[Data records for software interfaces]
*** Block opens ***
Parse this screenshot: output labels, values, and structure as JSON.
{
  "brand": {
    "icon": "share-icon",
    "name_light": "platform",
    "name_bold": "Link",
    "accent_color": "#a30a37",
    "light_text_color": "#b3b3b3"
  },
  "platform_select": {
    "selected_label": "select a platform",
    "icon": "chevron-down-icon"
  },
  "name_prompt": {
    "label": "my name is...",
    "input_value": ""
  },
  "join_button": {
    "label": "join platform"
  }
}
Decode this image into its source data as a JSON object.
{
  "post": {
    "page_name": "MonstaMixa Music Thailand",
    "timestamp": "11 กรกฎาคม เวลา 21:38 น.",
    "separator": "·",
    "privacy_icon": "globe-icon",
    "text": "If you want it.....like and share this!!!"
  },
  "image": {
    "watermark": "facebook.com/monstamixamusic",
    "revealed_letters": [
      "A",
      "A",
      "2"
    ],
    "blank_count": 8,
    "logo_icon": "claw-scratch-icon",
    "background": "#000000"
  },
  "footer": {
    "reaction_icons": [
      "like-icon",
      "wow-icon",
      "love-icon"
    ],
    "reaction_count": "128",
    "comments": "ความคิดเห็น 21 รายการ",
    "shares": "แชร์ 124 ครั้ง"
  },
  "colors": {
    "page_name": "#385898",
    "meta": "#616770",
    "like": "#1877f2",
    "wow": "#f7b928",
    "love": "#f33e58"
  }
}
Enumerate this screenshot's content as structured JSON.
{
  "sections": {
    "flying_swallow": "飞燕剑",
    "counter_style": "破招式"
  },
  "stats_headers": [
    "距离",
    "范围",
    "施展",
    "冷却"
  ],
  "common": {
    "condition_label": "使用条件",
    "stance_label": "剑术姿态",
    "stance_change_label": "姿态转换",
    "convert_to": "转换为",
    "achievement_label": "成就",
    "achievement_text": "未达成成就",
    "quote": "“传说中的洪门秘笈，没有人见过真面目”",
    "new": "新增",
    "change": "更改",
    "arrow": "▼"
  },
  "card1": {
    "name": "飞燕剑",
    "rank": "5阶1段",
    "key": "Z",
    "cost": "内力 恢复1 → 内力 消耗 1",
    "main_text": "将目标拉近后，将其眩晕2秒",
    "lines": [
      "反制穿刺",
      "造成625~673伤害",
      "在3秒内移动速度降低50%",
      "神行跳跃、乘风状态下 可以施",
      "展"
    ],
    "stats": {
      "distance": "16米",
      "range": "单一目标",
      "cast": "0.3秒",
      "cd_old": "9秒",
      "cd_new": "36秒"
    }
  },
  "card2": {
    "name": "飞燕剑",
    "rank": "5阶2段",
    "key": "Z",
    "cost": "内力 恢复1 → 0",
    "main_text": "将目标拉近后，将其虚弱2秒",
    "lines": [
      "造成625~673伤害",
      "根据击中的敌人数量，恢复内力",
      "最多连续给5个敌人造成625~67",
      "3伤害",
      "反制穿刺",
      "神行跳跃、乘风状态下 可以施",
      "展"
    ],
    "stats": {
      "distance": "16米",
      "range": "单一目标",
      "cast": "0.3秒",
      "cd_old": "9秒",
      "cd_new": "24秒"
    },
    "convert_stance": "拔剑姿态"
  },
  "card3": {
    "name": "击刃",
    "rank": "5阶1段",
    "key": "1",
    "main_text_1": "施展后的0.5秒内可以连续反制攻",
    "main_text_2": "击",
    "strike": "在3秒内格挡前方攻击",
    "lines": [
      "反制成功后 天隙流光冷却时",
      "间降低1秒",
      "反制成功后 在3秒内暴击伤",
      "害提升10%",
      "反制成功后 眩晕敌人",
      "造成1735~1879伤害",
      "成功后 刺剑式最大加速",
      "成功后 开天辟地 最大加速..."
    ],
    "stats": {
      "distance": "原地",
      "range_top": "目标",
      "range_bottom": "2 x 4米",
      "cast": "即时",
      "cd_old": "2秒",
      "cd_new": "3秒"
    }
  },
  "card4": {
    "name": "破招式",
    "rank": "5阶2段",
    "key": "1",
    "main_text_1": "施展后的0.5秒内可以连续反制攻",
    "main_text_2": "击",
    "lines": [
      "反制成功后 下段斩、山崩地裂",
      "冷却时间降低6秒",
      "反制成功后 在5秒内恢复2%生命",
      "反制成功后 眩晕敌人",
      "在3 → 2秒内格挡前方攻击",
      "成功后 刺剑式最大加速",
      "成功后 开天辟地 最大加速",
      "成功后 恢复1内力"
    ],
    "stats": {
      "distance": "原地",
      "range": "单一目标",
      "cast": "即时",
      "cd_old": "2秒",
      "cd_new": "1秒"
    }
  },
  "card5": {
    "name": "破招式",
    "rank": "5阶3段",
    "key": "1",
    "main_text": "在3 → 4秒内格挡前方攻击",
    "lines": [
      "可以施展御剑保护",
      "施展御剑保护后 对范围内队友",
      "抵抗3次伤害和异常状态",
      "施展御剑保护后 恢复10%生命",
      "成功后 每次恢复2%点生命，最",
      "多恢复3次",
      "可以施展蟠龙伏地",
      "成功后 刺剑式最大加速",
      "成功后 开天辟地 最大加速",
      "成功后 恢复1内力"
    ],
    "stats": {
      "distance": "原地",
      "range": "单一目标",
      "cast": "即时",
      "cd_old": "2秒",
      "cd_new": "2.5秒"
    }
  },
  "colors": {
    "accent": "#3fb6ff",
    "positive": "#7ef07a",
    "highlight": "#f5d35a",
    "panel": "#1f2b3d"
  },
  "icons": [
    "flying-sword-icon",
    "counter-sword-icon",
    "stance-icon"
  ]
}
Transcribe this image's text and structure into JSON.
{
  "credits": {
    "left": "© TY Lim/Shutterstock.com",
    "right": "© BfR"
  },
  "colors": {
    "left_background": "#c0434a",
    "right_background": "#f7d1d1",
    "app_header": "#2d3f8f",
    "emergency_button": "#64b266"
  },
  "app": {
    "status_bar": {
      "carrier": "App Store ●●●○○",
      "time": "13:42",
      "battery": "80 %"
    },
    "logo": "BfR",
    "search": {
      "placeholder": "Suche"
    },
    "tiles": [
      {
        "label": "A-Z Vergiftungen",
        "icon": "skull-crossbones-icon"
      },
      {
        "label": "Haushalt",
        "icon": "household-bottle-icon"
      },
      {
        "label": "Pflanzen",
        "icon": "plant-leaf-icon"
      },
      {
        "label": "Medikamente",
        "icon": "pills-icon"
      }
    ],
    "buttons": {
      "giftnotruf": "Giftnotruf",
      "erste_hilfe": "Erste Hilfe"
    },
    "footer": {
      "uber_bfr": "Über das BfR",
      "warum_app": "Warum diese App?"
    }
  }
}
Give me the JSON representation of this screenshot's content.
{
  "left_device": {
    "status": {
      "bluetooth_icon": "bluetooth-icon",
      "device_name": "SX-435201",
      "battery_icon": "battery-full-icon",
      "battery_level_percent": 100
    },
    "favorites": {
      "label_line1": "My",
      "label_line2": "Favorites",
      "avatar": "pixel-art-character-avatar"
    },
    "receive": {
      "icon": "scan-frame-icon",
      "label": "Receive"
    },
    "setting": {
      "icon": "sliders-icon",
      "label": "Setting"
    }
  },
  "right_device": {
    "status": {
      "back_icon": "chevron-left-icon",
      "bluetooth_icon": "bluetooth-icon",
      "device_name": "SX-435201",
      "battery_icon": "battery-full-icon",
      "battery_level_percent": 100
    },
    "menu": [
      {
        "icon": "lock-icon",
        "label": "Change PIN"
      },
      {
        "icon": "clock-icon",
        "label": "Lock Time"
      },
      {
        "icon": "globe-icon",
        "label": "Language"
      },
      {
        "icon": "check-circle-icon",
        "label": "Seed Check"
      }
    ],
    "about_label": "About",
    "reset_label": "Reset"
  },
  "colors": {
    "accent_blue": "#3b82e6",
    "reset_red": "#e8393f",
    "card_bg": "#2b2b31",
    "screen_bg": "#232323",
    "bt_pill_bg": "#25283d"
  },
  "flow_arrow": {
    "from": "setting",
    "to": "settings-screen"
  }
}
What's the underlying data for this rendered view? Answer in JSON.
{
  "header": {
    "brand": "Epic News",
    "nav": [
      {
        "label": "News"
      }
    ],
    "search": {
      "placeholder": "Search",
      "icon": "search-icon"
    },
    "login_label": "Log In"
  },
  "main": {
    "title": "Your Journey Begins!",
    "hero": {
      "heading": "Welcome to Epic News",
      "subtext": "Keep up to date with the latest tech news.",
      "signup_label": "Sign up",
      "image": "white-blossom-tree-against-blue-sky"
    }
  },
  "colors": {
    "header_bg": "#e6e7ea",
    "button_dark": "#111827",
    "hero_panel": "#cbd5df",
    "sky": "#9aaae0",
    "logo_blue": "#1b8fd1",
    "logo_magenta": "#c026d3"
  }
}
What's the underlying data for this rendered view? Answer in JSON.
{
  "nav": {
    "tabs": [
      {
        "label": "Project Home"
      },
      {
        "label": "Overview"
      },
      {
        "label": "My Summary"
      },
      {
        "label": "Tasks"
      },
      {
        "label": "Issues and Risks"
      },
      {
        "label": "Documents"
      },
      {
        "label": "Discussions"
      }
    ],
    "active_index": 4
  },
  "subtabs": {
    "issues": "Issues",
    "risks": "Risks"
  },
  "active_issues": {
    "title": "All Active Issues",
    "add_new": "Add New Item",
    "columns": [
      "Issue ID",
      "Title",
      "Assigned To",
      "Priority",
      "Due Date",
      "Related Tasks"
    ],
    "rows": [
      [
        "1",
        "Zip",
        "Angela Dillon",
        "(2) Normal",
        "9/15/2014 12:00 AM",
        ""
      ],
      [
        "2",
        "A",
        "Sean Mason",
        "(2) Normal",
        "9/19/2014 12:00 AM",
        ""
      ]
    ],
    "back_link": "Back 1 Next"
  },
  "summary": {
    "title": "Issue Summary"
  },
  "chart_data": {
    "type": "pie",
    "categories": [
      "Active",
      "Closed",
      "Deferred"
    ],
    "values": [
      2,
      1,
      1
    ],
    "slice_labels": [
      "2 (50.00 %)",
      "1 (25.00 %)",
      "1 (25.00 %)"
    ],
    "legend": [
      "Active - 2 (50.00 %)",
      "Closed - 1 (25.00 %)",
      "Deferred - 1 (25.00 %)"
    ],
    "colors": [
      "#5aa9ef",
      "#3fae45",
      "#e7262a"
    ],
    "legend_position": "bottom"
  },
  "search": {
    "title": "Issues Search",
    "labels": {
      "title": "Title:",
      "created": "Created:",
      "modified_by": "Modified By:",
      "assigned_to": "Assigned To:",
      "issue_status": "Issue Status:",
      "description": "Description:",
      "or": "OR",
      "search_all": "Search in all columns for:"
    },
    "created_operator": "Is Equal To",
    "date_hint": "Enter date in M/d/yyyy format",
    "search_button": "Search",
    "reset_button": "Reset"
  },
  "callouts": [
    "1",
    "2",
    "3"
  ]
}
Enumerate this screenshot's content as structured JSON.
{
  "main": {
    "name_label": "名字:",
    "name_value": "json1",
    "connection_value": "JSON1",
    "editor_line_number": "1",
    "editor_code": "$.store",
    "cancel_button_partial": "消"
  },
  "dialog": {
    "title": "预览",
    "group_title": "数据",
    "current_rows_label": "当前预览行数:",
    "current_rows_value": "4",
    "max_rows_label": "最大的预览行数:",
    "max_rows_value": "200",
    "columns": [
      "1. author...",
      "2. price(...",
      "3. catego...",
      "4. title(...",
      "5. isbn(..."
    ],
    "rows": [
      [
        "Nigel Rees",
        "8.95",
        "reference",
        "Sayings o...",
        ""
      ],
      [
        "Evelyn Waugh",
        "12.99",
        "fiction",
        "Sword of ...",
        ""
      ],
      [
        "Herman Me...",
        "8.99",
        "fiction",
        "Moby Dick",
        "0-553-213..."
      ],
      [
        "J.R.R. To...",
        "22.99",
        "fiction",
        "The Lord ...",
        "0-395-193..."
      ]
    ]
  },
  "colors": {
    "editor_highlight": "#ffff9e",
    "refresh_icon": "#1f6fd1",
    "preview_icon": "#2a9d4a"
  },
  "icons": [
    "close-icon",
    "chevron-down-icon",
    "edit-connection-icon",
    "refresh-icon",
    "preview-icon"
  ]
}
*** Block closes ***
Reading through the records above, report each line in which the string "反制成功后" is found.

      "反制成功后 天隙流光冷却时",
      "反制成功后 在3秒内暴击伤",
      "反制成功后 眩晕敌人",
      "反制成功后 下段斩、山崩地裂",
      "反制成功后 在5秒内恢复2%生命",
      "反制成功后 眩晕敌人",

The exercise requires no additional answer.